((

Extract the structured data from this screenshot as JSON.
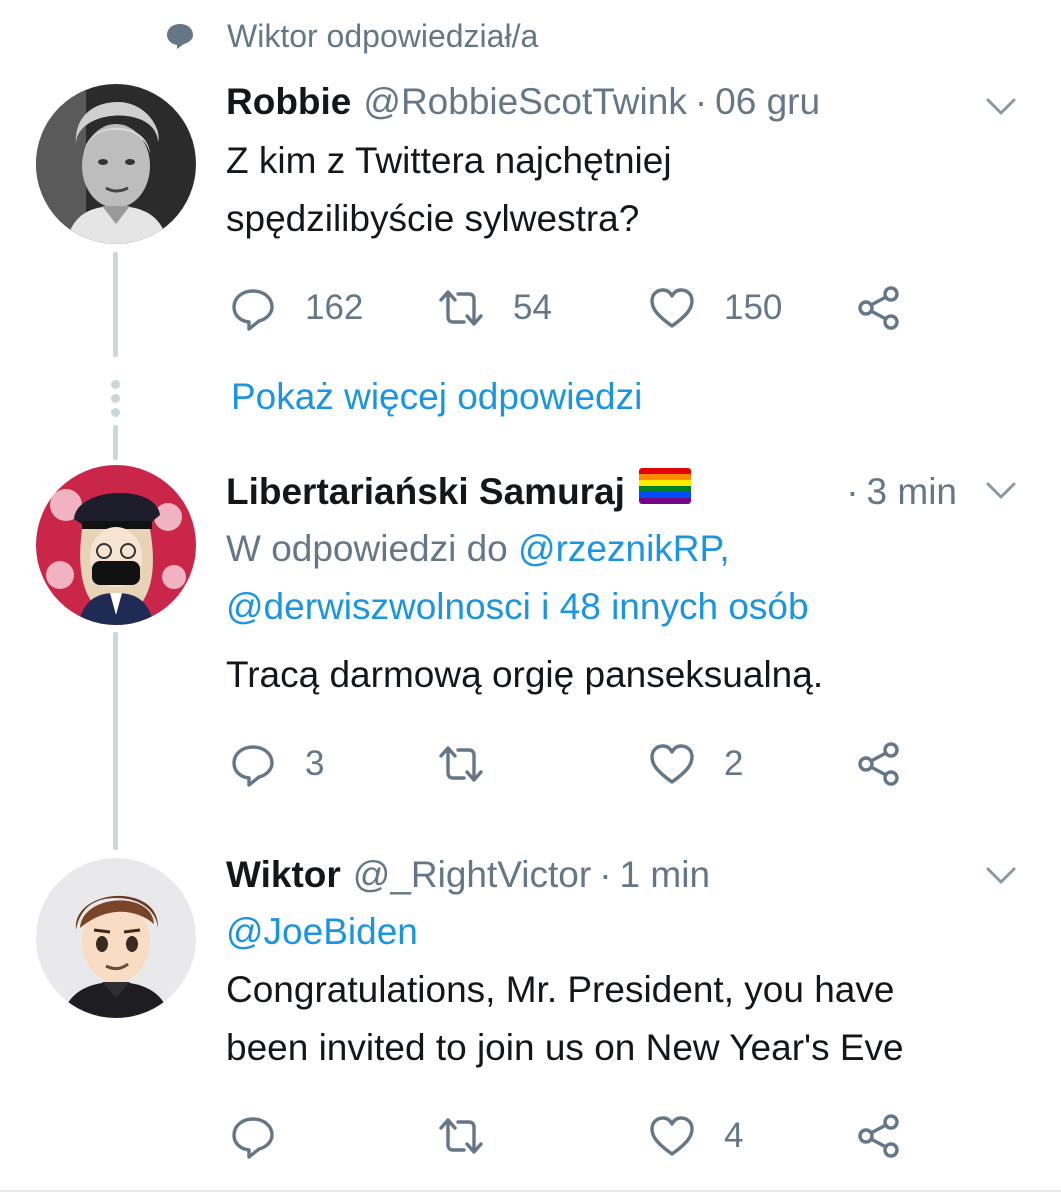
{
  "context": {
    "text": "Wiktor odpowiedział/a",
    "icon": "speech-bubble-icon"
  },
  "thread": {
    "show_more_label": "Pokaż więcej odpowiedzi",
    "tweets": [
      {
        "name": "Robbie",
        "handle": "@RobbieScotTwink",
        "separator": "·",
        "time": "06 gru",
        "body_lines": [
          "Z kim z Twittera najchętniej",
          "spędzilibyście sylwestra?"
        ],
        "replies": "162",
        "retweets": "54",
        "likes": "150"
      },
      {
        "name": "Libertariański Samuraj",
        "flag": "rainbow-flag-emoji",
        "handle": "",
        "separator": "·",
        "time": "3 min",
        "reply_to_prefix": "W odpowiedzi do ",
        "reply_to_first": "@rzeznikRP,",
        "reply_to_second": "@derwiszwolnosci i 48 innych osób",
        "body_lines": [
          "Tracą darmową orgię panseksualną."
        ],
        "replies": "3",
        "retweets": "",
        "likes": "2"
      },
      {
        "name": "Wiktor",
        "handle": "@_RightVictor",
        "separator": "·",
        "time": "1 min",
        "mention": "@JoeBiden",
        "body_lines": [
          "Congratulations, Mr. President, you have",
          "been invited to join us on New Year's Eve"
        ],
        "replies": "",
        "retweets": "",
        "likes": "4"
      }
    ]
  },
  "colors": {
    "text_primary": "#14171a",
    "text_secondary": "#657786",
    "link": "#1b95e0",
    "thread_line": "#ccd6dd"
  },
  "icons": [
    "speech-bubble-icon",
    "chevron-down-icon",
    "reply-icon",
    "retweet-icon",
    "heart-icon",
    "share-icon"
  ]
}
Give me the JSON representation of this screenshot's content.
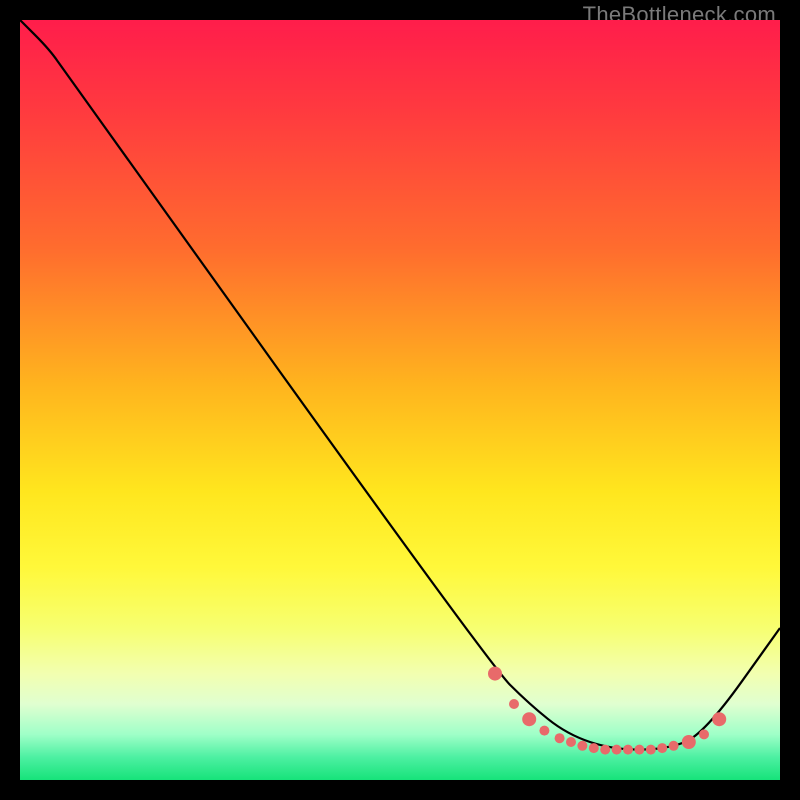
{
  "watermark": "TheBottleneck.com",
  "chart_data": {
    "type": "line",
    "title": "",
    "xlabel": "",
    "ylabel": "",
    "xlim": [
      0,
      100
    ],
    "ylim": [
      0,
      100
    ],
    "grid": false,
    "gradient_stops": [
      {
        "offset": 0,
        "color": "#ff1d4b"
      },
      {
        "offset": 12,
        "color": "#ff3a3f"
      },
      {
        "offset": 30,
        "color": "#ff6c2e"
      },
      {
        "offset": 48,
        "color": "#ffb41e"
      },
      {
        "offset": 62,
        "color": "#ffe61e"
      },
      {
        "offset": 72,
        "color": "#fff83a"
      },
      {
        "offset": 80,
        "color": "#f7ff70"
      },
      {
        "offset": 86,
        "color": "#f2ffb0"
      },
      {
        "offset": 90,
        "color": "#e0ffd0"
      },
      {
        "offset": 94,
        "color": "#9fffc8"
      },
      {
        "offset": 97,
        "color": "#4df0a2"
      },
      {
        "offset": 100,
        "color": "#16e37a"
      }
    ],
    "series": [
      {
        "name": "bottleneck-curve",
        "x": [
          0,
          4,
          6,
          62,
          67,
          72,
          78,
          85,
          90,
          100
        ],
        "y": [
          100,
          96,
          93,
          15,
          10,
          6,
          4,
          4,
          6,
          20
        ]
      }
    ],
    "markers": {
      "name": "highlight-dots",
      "color": "#e86a6a",
      "radius_large": 7,
      "radius_small": 5,
      "points": [
        {
          "x": 62.5,
          "y": 14,
          "r": "large"
        },
        {
          "x": 65,
          "y": 10,
          "r": "small"
        },
        {
          "x": 67,
          "y": 8,
          "r": "large"
        },
        {
          "x": 69,
          "y": 6.5,
          "r": "small"
        },
        {
          "x": 71,
          "y": 5.5,
          "r": "small"
        },
        {
          "x": 72.5,
          "y": 5,
          "r": "small"
        },
        {
          "x": 74,
          "y": 4.5,
          "r": "small"
        },
        {
          "x": 75.5,
          "y": 4.2,
          "r": "small"
        },
        {
          "x": 77,
          "y": 4,
          "r": "small"
        },
        {
          "x": 78.5,
          "y": 4,
          "r": "small"
        },
        {
          "x": 80,
          "y": 4,
          "r": "small"
        },
        {
          "x": 81.5,
          "y": 4,
          "r": "small"
        },
        {
          "x": 83,
          "y": 4,
          "r": "small"
        },
        {
          "x": 84.5,
          "y": 4.2,
          "r": "small"
        },
        {
          "x": 86,
          "y": 4.5,
          "r": "small"
        },
        {
          "x": 88,
          "y": 5,
          "r": "large"
        },
        {
          "x": 90,
          "y": 6,
          "r": "small"
        },
        {
          "x": 92,
          "y": 8,
          "r": "large"
        }
      ]
    }
  }
}
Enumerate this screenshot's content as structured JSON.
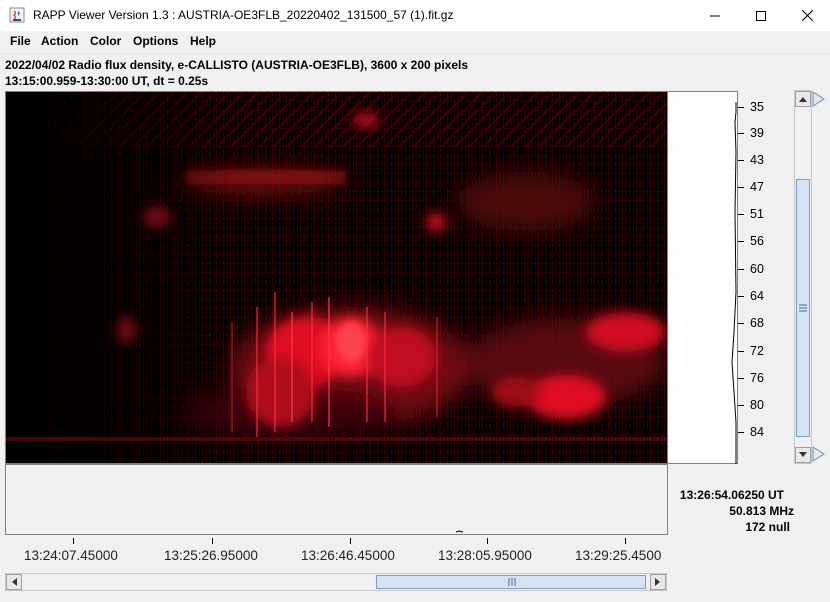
{
  "window": {
    "title": "RAPP Viewer Version 1.3 : AUSTRIA-OE3FLB_20220402_131500_57 (1).fit.gz"
  },
  "menu": [
    "File",
    "Action",
    "Color",
    "Options",
    "Help"
  ],
  "header": {
    "line1": "2022/04/02  Radio flux density, e-CALLISTO (AUSTRIA-OE3FLB),  3600 x 200 pixels",
    "line2": "13:15:00.959-13:30:00 UT,  dt = 0.25s"
  },
  "frequency_labels": [
    "35",
    "39",
    "43",
    "47",
    "51",
    "56",
    "60",
    "64",
    "68",
    "72",
    "76",
    "80",
    "84"
  ],
  "time_labels": [
    "13:24:07.45000",
    "13:25:26.95000",
    "13:26:46.45000",
    "13:28:05.95000",
    "13:29:25.4500"
  ],
  "readout": {
    "time": "13:26:54.06250 UT",
    "frequency": "50.813 MHz",
    "value": "172 null"
  },
  "colors": {
    "background": "#000000",
    "emission": "#e01020"
  },
  "icons": [
    "java-app-icon",
    "minimize-icon",
    "maximize-icon",
    "close-icon",
    "scroll-up-icon",
    "scroll-down-icon",
    "scroll-left-icon",
    "scroll-right-icon",
    "grip-icon"
  ]
}
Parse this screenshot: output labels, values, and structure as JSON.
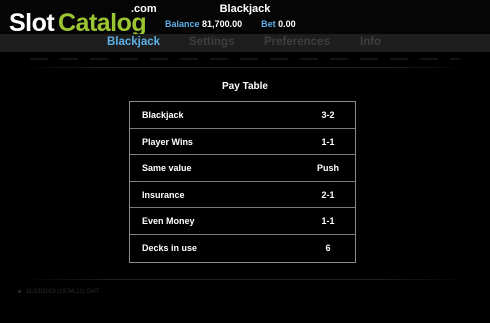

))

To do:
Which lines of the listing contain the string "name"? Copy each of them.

Problem solution:
        "name": "Robbie",
        "name": "Libertariański Samuraj",
        "name": "Wiktor",
        "name": "bottleneck-curve",
      "name": "highlight-dots",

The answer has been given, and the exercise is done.